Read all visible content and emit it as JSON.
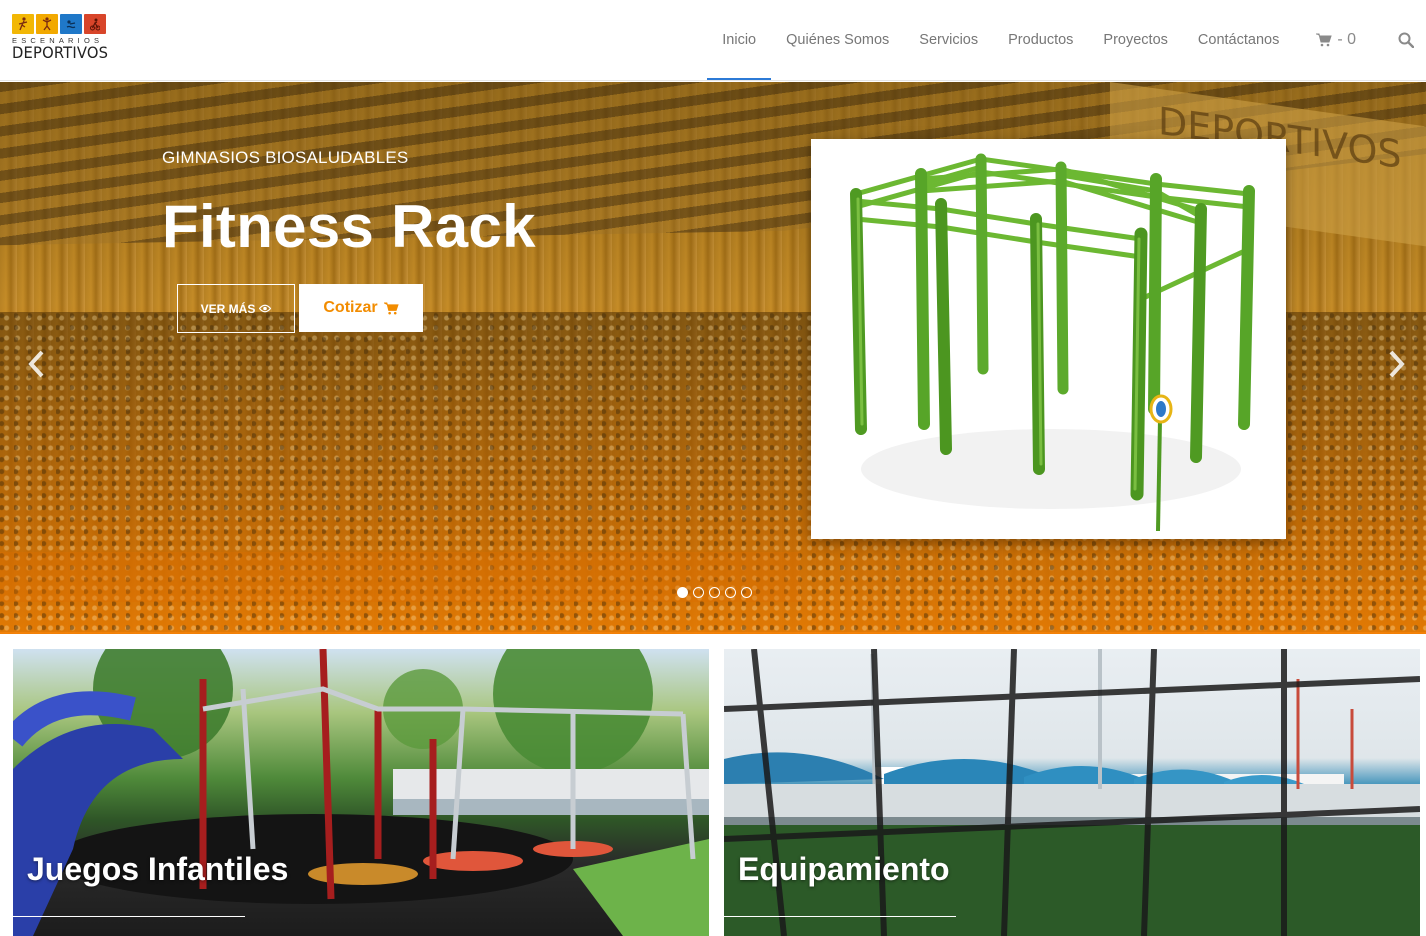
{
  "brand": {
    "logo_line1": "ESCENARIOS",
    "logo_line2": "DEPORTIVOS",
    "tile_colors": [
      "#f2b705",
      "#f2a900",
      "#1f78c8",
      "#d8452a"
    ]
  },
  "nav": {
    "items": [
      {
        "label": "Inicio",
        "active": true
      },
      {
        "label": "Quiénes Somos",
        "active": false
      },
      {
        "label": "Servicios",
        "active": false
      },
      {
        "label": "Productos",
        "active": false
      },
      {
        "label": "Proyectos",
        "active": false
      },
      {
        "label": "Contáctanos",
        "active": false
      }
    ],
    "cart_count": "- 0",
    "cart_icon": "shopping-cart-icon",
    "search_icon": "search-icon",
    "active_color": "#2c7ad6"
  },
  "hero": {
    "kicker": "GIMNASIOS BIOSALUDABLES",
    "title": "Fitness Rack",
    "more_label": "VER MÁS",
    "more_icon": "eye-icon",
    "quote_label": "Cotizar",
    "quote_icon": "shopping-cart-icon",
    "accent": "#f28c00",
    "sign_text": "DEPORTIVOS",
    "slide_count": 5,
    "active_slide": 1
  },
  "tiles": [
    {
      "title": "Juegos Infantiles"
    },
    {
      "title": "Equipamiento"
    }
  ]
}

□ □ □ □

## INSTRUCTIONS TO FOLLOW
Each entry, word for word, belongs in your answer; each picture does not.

## OUTPUT
Read all visible content and emit it as JSON.
{
  "brand": {
    "logo_line1": "ESCENARIOS",
    "logo_line2": "DEPORTIVOS",
    "tile_colors": [
      "#f2b705",
      "#f2a900",
      "#1f78c8",
      "#d8452a"
    ]
  },
  "nav": {
    "items": [
      {
        "label": "Inicio",
        "active": true
      },
      {
        "label": "Quiénes Somos",
        "active": false
      },
      {
        "label": "Servicios",
        "active": false
      },
      {
        "label": "Productos",
        "active": false
      },
      {
        "label": "Proyectos",
        "active": false
      },
      {
        "label": "Contáctanos",
        "active": false
      }
    ],
    "cart_count": "- 0",
    "cart_icon": "shopping-cart-icon",
    "search_icon": "search-icon",
    "active_color": "#2c7ad6"
  },
  "hero": {
    "kicker": "GIMNASIOS BIOSALUDABLES",
    "title": "Fitness Rack",
    "more_label": "VER MÁS",
    "more_icon": "eye-icon",
    "quote_label": "Cotizar",
    "quote_icon": "shopping-cart-icon",
    "accent": "#f28c00",
    "sign_text": "DEPORTIVOS",
    "slide_count": 5,
    "active_slide": 1
  },
  "tiles": [
    {
      "title": "Juegos Infantiles"
    },
    {
      "title": "Equipamiento"
    }
  ]
}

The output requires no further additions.